'''
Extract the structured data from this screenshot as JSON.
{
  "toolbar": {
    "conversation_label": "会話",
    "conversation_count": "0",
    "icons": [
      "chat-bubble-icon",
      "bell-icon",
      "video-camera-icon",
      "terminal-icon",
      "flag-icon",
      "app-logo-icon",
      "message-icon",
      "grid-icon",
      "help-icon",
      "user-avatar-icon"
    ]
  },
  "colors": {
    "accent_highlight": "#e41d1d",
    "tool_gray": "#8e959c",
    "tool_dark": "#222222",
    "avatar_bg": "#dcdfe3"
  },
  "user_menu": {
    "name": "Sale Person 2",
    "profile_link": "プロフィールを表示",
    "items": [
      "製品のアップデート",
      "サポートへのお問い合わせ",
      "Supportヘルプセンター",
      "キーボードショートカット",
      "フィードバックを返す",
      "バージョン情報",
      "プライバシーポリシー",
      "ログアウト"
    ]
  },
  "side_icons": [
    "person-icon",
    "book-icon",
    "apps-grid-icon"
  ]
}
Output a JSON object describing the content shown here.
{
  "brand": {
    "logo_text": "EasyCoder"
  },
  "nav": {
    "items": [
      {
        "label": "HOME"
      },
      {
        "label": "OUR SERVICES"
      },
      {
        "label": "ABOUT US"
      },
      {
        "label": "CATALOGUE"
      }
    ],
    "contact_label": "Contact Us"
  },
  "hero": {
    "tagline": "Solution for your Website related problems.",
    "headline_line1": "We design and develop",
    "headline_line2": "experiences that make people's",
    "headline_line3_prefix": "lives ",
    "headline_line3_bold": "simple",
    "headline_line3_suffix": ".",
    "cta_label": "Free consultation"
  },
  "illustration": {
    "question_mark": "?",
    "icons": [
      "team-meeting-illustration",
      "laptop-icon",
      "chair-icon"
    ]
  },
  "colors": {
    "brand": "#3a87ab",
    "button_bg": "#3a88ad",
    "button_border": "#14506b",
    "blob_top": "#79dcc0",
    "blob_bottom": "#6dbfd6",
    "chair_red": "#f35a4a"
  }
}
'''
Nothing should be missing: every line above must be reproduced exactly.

• _Finished task_
Extract the structured data from this screenshot as JSON.
{
  "toolbar": {
    "conversation_label": "会話",
    "conversation_count": "0",
    "icons": [
      "chat-bubble-icon",
      "bell-icon",
      "video-camera-icon",
      "terminal-icon",
      "flag-icon",
      "app-logo-icon",
      "message-icon",
      "grid-icon",
      "help-icon",
      "user-avatar-icon"
    ]
  },
  "colors": {
    "accent_highlight": "#e41d1d",
    "tool_gray": "#8e959c",
    "tool_dark": "#222222",
    "avatar_bg": "#dcdfe3"
  },
  "user_menu": {
    "name": "Sale Person 2",
    "profile_link": "プロフィールを表示",
    "items": [
      "製品のアップデート",
      "サポートへのお問い合わせ",
      "Supportヘルプセンター",
      "キーボードショートカット",
      "フィードバックを返す",
      "バージョン情報",
      "プライバシーポリシー",
      "ログアウト"
    ]
  },
  "side_icons": [
    "person-icon",
    "book-icon",
    "apps-grid-icon"
  ]
}
Output a JSON object describing the content shown here.
{
  "brand": {
    "logo_text": "EasyCoder"
  },
  "nav": {
    "items": [
      {
        "label": "HOME"
      },
      {
        "label": "OUR SERVICES"
      },
      {
        "label": "ABOUT US"
      },
      {
        "label": "CATALOGUE"
      }
    ],
    "contact_label": "Contact Us"
  },
  "hero": {
    "tagline": "Solution for your Website related problems.",
    "headline_line1": "We design and develop",
    "headline_line2": "experiences that make people's",
    "headline_line3_prefix": "lives ",
    "headline_line3_bold": "simple",
    "headline_line3_suffix": ".",
    "cta_label": "Free consultation"
  },
  "illustration": {
    "question_mark": "?",
    "icons": [
      "team-meeting-illustration",
      "laptop-icon",
      "chair-icon"
    ]
  },
  "colors": {
    "brand": "#3a87ab",
    "button_bg": "#3a88ad",
    "button_border": "#14506b",
    "blob_top": "#79dcc0",
    "blob_bottom": "#6dbfd6",
    "chair_red": "#f35a4a"
  }
}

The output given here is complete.